Academic Self-Efficacy Hopeful academic future It's correlated with GPA and standardized test scores, fewer suspensions and expulsions, and longer-term gains in skills to identify, attain, and retain a career
"It's important for me to work hard in school" and "I believe that finishing school will help me achieve my goals"
Social Capital Positive bonds with people and institutions (school, church, community center, etc.) It builds youth's support network and sense of belonging within their environment "How many adults in your life outside of the camp ... expect you to do your best? ... believe that you will succeed? ... pay attention to what's going on in your life?"

For background on Algorhythm's work we recommend two documents, Bridging Research to Practice and Mapping Outcomes and Practices Across Youth and Staff Surveys.

Our Outcomes

Last summer 79% of our campers made significant gains in at least one outcome area.

Here are the percentages of campers who made significant gains in each area.

"So what?"

Percentages without context don't mean much — we get it.

Here's one possible takeaway: "There's a leadership camp in Pennsylvania. It's a little different from your typical summer camp.
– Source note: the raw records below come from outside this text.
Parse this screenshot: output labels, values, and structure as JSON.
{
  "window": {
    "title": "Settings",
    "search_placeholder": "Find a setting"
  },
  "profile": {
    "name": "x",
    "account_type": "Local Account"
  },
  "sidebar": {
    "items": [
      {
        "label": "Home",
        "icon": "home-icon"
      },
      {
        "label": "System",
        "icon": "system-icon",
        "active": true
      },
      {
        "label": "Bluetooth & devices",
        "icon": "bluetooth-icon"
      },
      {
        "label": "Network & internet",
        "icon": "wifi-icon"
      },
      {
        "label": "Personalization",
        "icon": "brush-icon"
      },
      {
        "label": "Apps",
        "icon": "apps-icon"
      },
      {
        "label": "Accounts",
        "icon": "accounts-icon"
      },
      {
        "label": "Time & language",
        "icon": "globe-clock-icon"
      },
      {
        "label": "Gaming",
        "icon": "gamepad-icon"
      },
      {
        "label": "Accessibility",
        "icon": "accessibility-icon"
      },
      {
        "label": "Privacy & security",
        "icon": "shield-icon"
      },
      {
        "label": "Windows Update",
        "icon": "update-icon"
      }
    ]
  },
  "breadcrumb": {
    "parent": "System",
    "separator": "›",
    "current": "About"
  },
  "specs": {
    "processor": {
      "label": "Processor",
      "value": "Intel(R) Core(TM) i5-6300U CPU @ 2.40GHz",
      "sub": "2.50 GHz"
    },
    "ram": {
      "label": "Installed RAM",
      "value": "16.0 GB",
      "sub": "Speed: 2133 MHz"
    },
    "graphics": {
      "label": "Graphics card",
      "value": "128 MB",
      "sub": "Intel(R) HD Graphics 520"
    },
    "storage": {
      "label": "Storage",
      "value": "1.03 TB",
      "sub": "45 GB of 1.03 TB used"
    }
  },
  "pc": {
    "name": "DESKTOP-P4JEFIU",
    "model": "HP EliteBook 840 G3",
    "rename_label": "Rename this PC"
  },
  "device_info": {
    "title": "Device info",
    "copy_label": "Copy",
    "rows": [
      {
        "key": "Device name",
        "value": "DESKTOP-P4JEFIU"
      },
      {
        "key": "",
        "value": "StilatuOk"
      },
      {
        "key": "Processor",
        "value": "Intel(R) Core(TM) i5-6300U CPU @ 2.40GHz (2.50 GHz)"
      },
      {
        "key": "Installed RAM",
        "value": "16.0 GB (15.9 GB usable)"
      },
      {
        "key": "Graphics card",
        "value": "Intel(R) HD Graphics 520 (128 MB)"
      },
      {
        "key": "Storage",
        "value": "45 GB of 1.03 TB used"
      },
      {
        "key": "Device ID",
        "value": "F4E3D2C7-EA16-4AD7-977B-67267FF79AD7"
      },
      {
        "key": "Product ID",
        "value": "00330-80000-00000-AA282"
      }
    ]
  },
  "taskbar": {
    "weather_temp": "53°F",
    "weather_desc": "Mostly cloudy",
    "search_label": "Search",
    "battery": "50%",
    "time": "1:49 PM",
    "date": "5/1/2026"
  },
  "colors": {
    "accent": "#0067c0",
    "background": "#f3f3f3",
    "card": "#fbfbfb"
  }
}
Its mission is to offer a multi-year growth experience, with a focus on communication. In 2016 it achieved its mission with 4 out of 5 campers."

If 79% seems low to you, well, it seems a little low to us too. And we can do better.

2. Parent Feedback Survey Responses

A second way of looking at our results is parent feedback survey responses. The survey measures happiness.

Last May we decided to publish all the responses from our 2015 parents survey. (It was nerve-wracking.) Here are the three reasons we gave:

  1. To honor the parents who give us feedback
  2. To highlight a few things we're proud of
  3. To ensure we make the proper adjustments

For more on our rationale, check out Parent Feedback Series — Introduction.

You may not be interested in sifting through all these responses; but if you are there are some good nuggets in there. Here is the main page from our 2015 Responses (still collecting 2016's). From there you can navigate to the specific questions you're interested in.

Just to be clear, we've published everything, even the bad stuff.

3. Anonymous Online Reviews

A third way of looking at our results is anonymous online reviews. Reviews also measure happiness.

We've found two sites with Longacre reviews. (Found more?) The first is Google reviews. The second is

In both cases we have no ability to take down reviews we don't like. If something goes up, it's up forever.

Google Reviews

Google Reviews are pretty easy to find. Just Google "Longacre Leadership Camp" (or click here).

At the time of writing we've received 16 reviews. Here's a screenshot:

Longacre Leadership Camp | Google

We're pleased with those. has tens of thousands of reviews on thousands of camps. It's a great resource for parents looking for inside scoops on camps.

At the time of writing, Longacre Leadership Camp is the top-rated leadership camp in the country. Pretty cool stuff.

Next Steps

So those are our results.

What'd we miss? What do you want to see that we're not showing you? Any questions or criticisms? Email Matt Smith at [email protected] or call me at 717-567-3349.

Or, if you're interested in speaking to someone about your child, Step #1 is to fill out this inquire form. Thanks!